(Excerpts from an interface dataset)
________

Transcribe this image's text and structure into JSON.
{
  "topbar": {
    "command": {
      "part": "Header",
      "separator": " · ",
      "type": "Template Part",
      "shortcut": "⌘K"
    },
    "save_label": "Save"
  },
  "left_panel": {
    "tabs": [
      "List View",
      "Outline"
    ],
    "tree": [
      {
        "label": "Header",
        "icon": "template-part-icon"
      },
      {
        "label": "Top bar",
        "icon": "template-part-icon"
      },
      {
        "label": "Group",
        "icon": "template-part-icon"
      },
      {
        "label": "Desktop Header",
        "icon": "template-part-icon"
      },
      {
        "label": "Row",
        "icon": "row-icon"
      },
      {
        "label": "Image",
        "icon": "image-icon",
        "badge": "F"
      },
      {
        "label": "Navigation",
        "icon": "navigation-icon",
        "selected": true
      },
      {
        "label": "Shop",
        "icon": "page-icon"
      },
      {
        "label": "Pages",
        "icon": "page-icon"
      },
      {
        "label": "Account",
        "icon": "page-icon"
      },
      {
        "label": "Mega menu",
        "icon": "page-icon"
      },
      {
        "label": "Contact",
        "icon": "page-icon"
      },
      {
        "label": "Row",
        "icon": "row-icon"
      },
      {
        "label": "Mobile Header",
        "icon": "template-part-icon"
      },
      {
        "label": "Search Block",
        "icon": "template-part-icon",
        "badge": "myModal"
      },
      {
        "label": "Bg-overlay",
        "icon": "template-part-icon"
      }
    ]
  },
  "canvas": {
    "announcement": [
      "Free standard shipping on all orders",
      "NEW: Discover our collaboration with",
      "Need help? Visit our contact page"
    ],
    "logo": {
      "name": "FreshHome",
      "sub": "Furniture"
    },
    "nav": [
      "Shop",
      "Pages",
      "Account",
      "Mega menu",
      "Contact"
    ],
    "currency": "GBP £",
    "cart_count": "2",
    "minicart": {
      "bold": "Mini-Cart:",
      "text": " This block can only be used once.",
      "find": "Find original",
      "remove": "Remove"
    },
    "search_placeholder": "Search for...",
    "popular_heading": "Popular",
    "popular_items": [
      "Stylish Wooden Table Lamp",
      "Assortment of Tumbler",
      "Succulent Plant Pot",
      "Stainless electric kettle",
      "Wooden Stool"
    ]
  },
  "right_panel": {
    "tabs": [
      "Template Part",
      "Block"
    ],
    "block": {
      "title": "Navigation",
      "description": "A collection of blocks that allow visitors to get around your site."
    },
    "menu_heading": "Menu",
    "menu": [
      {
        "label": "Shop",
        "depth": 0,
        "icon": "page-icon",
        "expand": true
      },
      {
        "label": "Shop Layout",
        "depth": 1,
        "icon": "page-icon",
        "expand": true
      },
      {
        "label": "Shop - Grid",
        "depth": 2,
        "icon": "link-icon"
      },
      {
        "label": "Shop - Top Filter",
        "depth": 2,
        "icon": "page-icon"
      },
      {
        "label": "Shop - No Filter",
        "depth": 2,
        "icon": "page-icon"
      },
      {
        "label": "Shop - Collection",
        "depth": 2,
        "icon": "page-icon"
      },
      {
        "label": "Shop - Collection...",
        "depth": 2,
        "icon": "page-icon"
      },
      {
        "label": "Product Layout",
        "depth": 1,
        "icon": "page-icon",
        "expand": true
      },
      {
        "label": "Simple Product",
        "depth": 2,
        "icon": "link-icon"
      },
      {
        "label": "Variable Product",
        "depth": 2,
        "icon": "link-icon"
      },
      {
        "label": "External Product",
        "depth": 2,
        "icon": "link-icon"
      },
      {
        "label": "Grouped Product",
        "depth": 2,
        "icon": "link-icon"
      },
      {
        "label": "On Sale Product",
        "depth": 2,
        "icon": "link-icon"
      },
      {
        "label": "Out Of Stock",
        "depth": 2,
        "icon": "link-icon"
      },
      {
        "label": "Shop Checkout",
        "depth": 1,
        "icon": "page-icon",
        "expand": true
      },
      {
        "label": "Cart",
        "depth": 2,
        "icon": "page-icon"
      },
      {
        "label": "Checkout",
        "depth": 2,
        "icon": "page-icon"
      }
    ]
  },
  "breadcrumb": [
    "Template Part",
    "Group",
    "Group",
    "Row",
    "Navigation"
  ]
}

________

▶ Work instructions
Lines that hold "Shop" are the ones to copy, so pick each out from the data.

▶ Written response
        "label": "Shop",
      "Shop",
        "label": "Shop",
        "label": "Shop Layout",
        "label": "Shop - Grid",
        "label": "Shop - Top Filter",
        "label": "Shop - No Filter",
        "label": "Shop - Collection",
        "label": "Shop - Collection...",
        "label": "Shop Checkout",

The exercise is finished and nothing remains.